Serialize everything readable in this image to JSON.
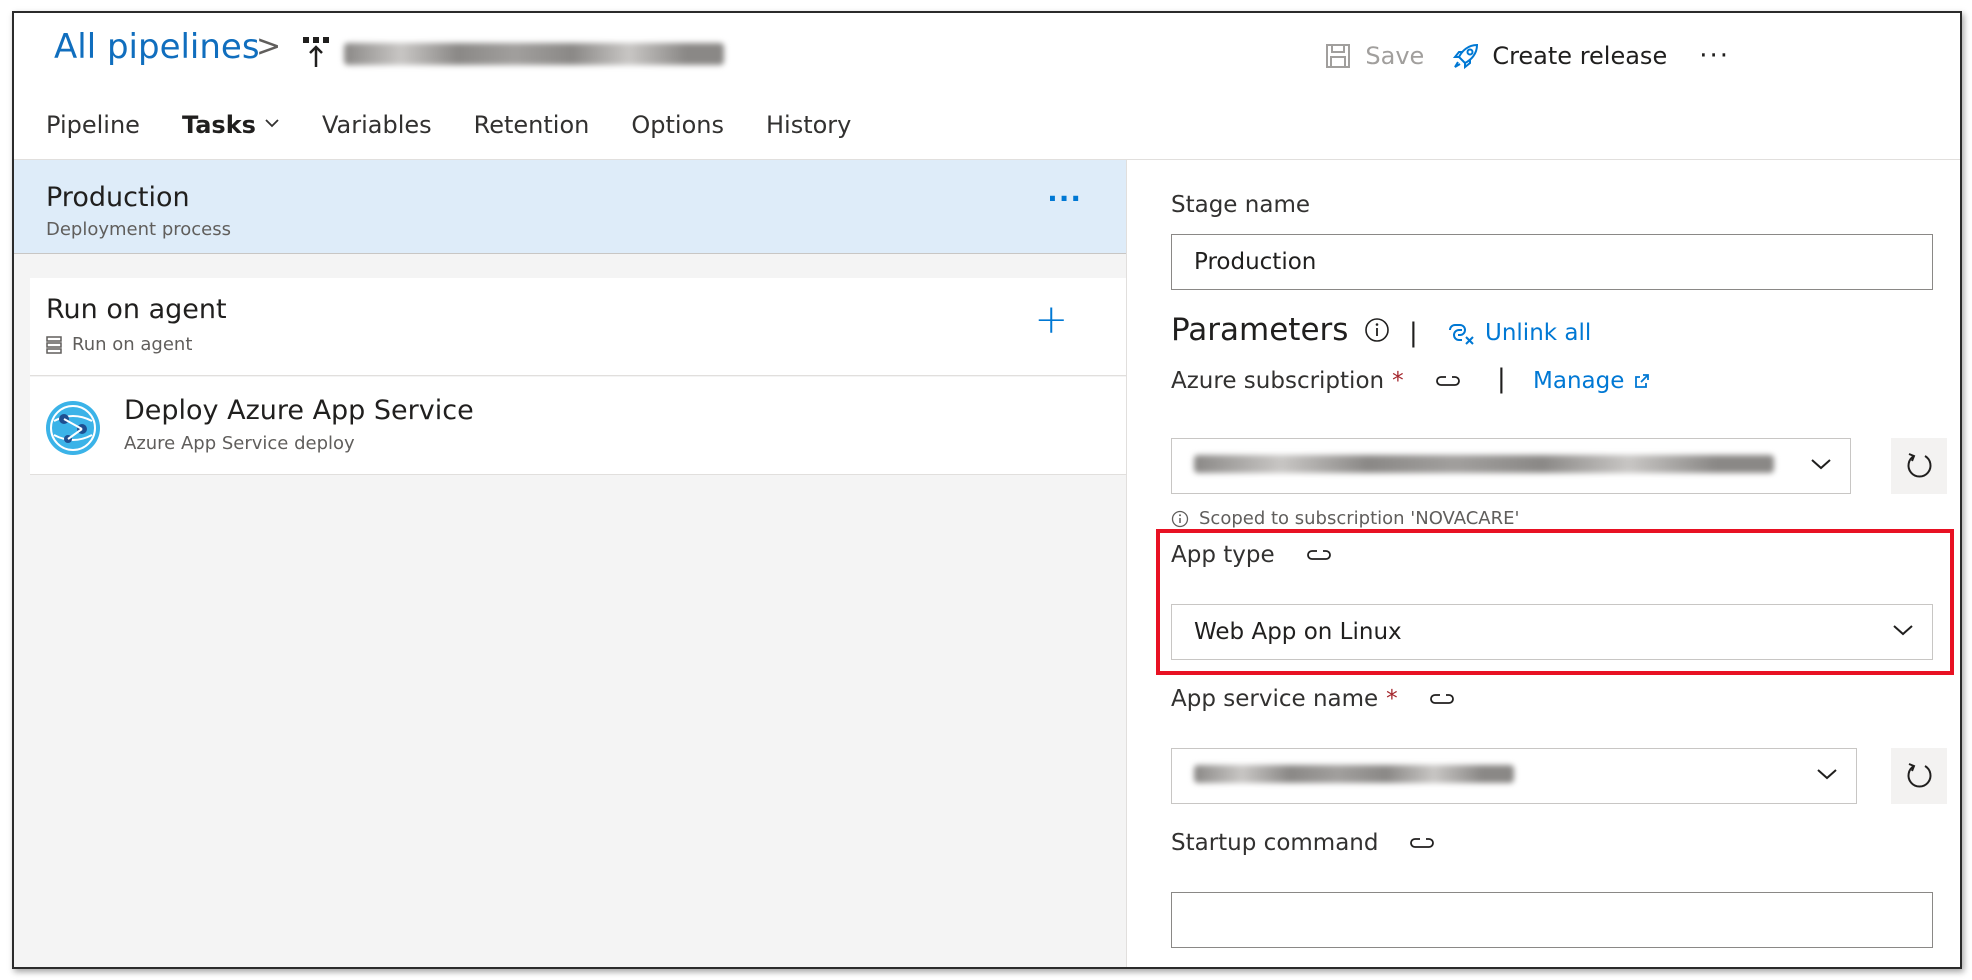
{
  "breadcrumb": {
    "root": "All pipelines",
    "separator": ">"
  },
  "toolbar": {
    "save_label": "Save",
    "create_release_label": "Create release",
    "more_label": "···"
  },
  "tabs": [
    {
      "label": "Pipeline"
    },
    {
      "label": "Tasks"
    },
    {
      "label": "Variables"
    },
    {
      "label": "Retention"
    },
    {
      "label": "Options"
    },
    {
      "label": "History"
    }
  ],
  "stage": {
    "title": "Production",
    "subtitle": "Deployment process",
    "more_label": "···"
  },
  "job": {
    "title": "Run on agent",
    "subtitle": "Run on agent",
    "add_label": "+"
  },
  "task": {
    "title": "Deploy Azure App Service",
    "subtitle": "Azure App Service deploy"
  },
  "form": {
    "stage_name_label": "Stage name",
    "stage_name_value": "Production",
    "parameters_title": "Parameters",
    "separator": "|",
    "unlink_all_label": "Unlink all",
    "azure_subscription_label": "Azure subscription",
    "required_mark": "*",
    "manage_label": "Manage",
    "scoped_note": "Scoped to subscription 'NOVACARE'",
    "app_type_label": "App type",
    "app_type_value": "Web App on Linux",
    "app_service_name_label": "App service name",
    "startup_command_label": "Startup command",
    "startup_command_value": ""
  },
  "colors": {
    "accent": "#0078d4",
    "link": "#106ebe",
    "selected_stage_bg": "#deecf9",
    "highlight_border": "#e81123",
    "required": "#a4262c"
  }
}
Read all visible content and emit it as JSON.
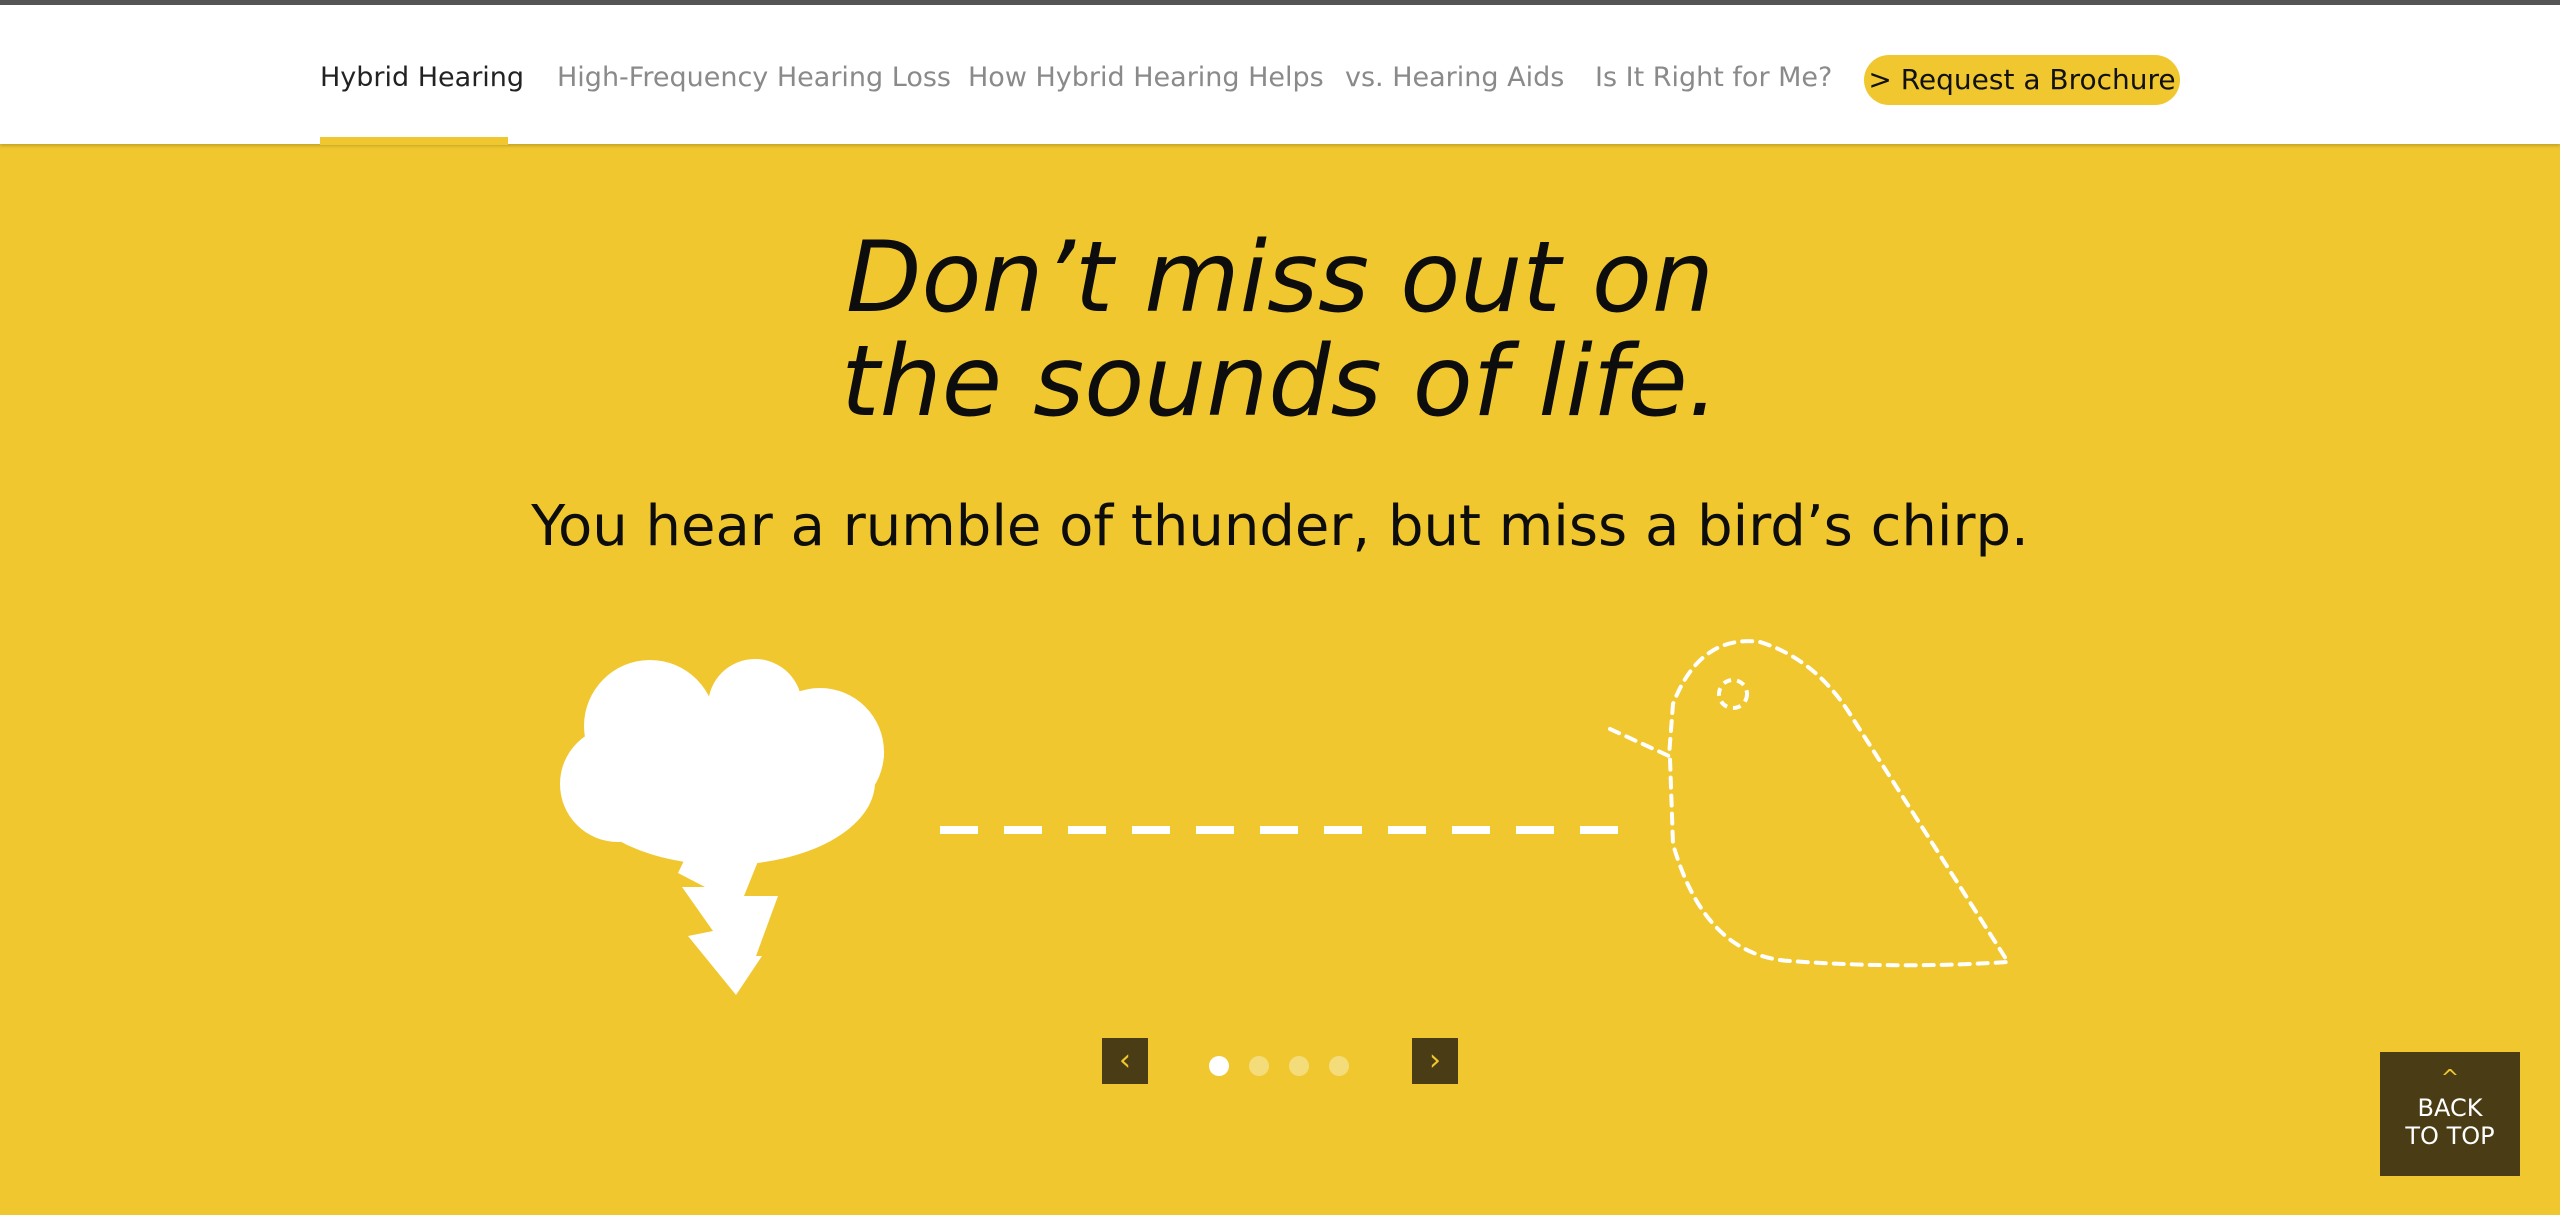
{
  "nav": {
    "items": [
      {
        "label": "Hybrid Hearing"
      },
      {
        "label": "High-Frequency Hearing Loss"
      },
      {
        "label": "How Hybrid Hearing Helps"
      },
      {
        "label": "vs. Hearing Aids"
      },
      {
        "label": "Is It Right for Me?"
      }
    ],
    "active_index": 0,
    "cta_label": "> Request a Brochure"
  },
  "hero": {
    "headline_line1": "Don’t miss out on",
    "headline_line2": "the sounds of life.",
    "subline": "You hear a rumble of thunder, but miss a bird’s chirp.",
    "prev_icon": "chevron-left-icon",
    "next_icon": "chevron-right-icon",
    "prev_glyph": "‹",
    "next_glyph": "›",
    "slide_count": 4,
    "active_slide": 1
  },
  "back_to_top": {
    "caret": "^",
    "label": "BACK TO TOP"
  },
  "colors": {
    "accent_yellow": "#f0c72f",
    "dark_brown": "#4a3d15",
    "white": "#ffffff",
    "nav_text": "#8a8a8a",
    "nav_active_text": "#222222"
  }
}
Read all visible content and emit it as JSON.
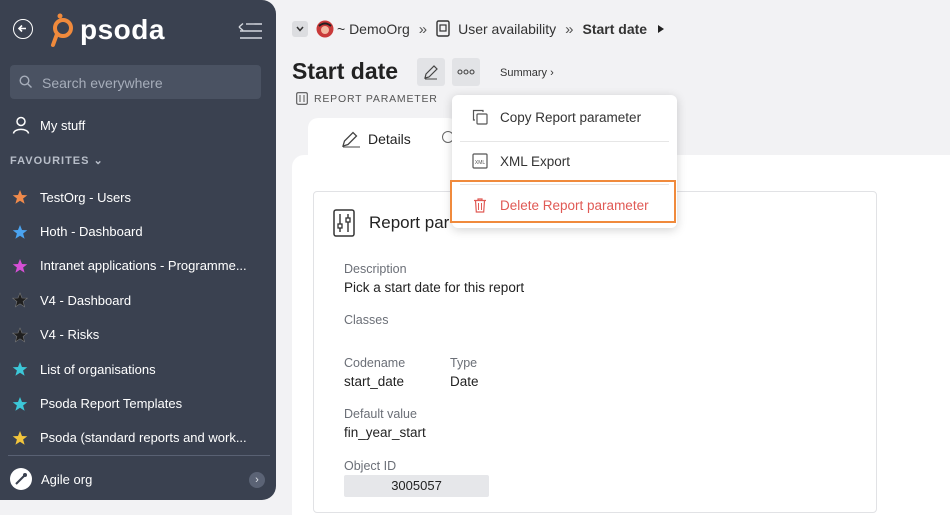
{
  "sidebar": {
    "logo_text": "psoda",
    "search_placeholder": "Search everywhere",
    "my_stuff": "My stuff",
    "favourites_header": "FAVOURITES",
    "favourites": [
      {
        "label": "TestOrg - Users",
        "color": "#f08a4b"
      },
      {
        "label": "Hoth - Dashboard",
        "color": "#4aa3f0"
      },
      {
        "label": "Intranet applications - Programme...",
        "color": "#d64fd6"
      },
      {
        "label": "V4 - Dashboard",
        "color": "#2b2b2b"
      },
      {
        "label": "V4 - Risks",
        "color": "#2b2b2b"
      },
      {
        "label": "List of organisations",
        "color": "#3cc7d8"
      },
      {
        "label": "Psoda Report Templates",
        "color": "#3cc7d8"
      },
      {
        "label": "Psoda (standard reports and work...",
        "color": "#f2c53c"
      }
    ],
    "org_name": "Agile org"
  },
  "breadcrumb": {
    "org": "~ DemoOrg",
    "sep1": "»",
    "page": "User availability",
    "sep2": "»",
    "current": "Start date"
  },
  "page": {
    "title": "Start date",
    "summary_link": "Summary ›",
    "subtype": "REPORT PARAMETER",
    "tab_details": "Details"
  },
  "menu": {
    "copy": "Copy Report parameter",
    "xml": "XML Export",
    "delete": "Delete Report parameter"
  },
  "card": {
    "title": "Report par",
    "description_label": "Description",
    "description_value": "Pick a start date for this report",
    "classes_label": "Classes",
    "codename_label": "Codename",
    "codename_value": "start_date",
    "type_label": "Type",
    "type_value": "Date",
    "default_label": "Default value",
    "default_value": "fin_year_start",
    "objectid_label": "Object ID",
    "objectid_value": "3005057"
  },
  "colors": {
    "sidebar_bg": "#3a4150",
    "danger": "#e05a55",
    "highlight": "#f08a3c"
  }
}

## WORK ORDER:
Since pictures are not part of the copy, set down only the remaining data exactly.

## COMPLETED TASK:
Serialize everything readable in this image to JSON.
{
  "breadcrumb": {
    "root": "All pipelines",
    "separator": ">"
  },
  "toolbar": {
    "save_label": "Save",
    "create_release_label": "Create release",
    "more_label": "···"
  },
  "tabs": [
    {
      "label": "Pipeline"
    },
    {
      "label": "Tasks"
    },
    {
      "label": "Variables"
    },
    {
      "label": "Retention"
    },
    {
      "label": "Options"
    },
    {
      "label": "History"
    }
  ],
  "stage": {
    "title": "Production",
    "subtitle": "Deployment process",
    "more_label": "···"
  },
  "job": {
    "title": "Run on agent",
    "subtitle": "Run on agent",
    "add_label": "+"
  },
  "task": {
    "title": "Deploy Azure App Service",
    "subtitle": "Azure App Service deploy"
  },
  "form": {
    "stage_name_label": "Stage name",
    "stage_name_value": "Production",
    "parameters_title": "Parameters",
    "separator": "|",
    "unlink_all_label": "Unlink all",
    "azure_subscription_label": "Azure subscription",
    "required_mark": "*",
    "manage_label": "Manage",
    "scoped_note": "Scoped to subscription 'NOVACARE'",
    "app_type_label": "App type",
    "app_type_value": "Web App on Linux",
    "app_service_name_label": "App service name",
    "startup_command_label": "Startup command",
    "startup_command_value": ""
  },
  "colors": {
    "accent": "#0078d4",
    "link": "#106ebe",
    "selected_stage_bg": "#deecf9",
    "highlight_border": "#e81123",
    "required": "#a4262c"
  }
}
Read all visible content and emit it as JSON.
{
  "nav": {
    "items": [
      {
        "label": "Hybrid Hearing"
      },
      {
        "label": "High-Frequency Hearing Loss"
      },
      {
        "label": "How Hybrid Hearing Helps"
      },
      {
        "label": "vs. Hearing Aids"
      },
      {
        "label": "Is It Right for Me?"
      }
    ],
    "active_index": 0,
    "cta_label": "> Request a Brochure"
  },
  "hero": {
    "headline_line1": "Don’t miss out on",
    "headline_line2": "the sounds of life.",
    "subline": "You hear a rumble of thunder, but miss a bird’s chirp.",
    "prev_icon": "chevron-left-icon",
    "next_icon": "chevron-right-icon",
    "prev_glyph": "‹",
    "next_glyph": "›",
    "slide_count": 4,
    "active_slide": 1
  },
  "back_to_top": {
    "caret": "^",
    "label": "BACK TO TOP"
  },
  "colors": {
    "accent_yellow": "#f0c72f",
    "dark_brown": "#4a3d15",
    "white": "#ffffff",
    "nav_text": "#8a8a8a",
    "nav_active_text": "#222222"
  }
}
Read all visible content and emit it as JSON.
{
  "sidebar": {
    "logo_text": "psoda",
    "search_placeholder": "Search everywhere",
    "my_stuff": "My stuff",
    "favourites_header": "FAVOURITES",
    "favourites": [
      {
        "label": "TestOrg - Users",
        "color": "#f08a4b"
      },
      {
        "label": "Hoth - Dashboard",
        "color": "#4aa3f0"
      },
      {
        "label": "Intranet applications - Programme...",
        "color": "#d64fd6"
      },
      {
        "label": "V4 - Dashboard",
        "color": "#2b2b2b"
      },
      {
        "label": "V4 - Risks",
        "color": "#2b2b2b"
      },
      {
        "label": "List of organisations",
        "color": "#3cc7d8"
      },
      {
        "label": "Psoda Report Templates",
        "color": "#3cc7d8"
      },
      {
        "label": "Psoda (standard reports and work...",
        "color": "#f2c53c"
      }
    ],
    "org_name": "Agile org"
  },
  "breadcrumb": {
    "org": "~ DemoOrg",
    "sep1": "»",
    "page": "User availability",
    "sep2": "»",
    "current": "Start date"
  },
  "page": {
    "title": "Start date",
    "summary_link": "Summary ›",
    "subtype": "REPORT PARAMETER",
    "tab_details": "Details"
  },
  "menu": {
    "copy": "Copy Report parameter",
    "xml": "XML Export",
    "delete": "Delete Report parameter"
  },
  "card": {
    "title": "Report par",
    "description_label": "Description",
    "description_value": "Pick a start date for this report",
    "classes_label": "Classes",
    "codename_label": "Codename",
    "codename_value": "start_date",
    "type_label": "Type",
    "type_value": "Date",
    "default_label": "Default value",
    "default_value": "fin_year_start",
    "objectid_label": "Object ID",
    "objectid_value": "3005057"
  },
  "colors": {
    "sidebar_bg": "#3a4150",
    "danger": "#e05a55",
    "highlight": "#f08a3c"
  }
}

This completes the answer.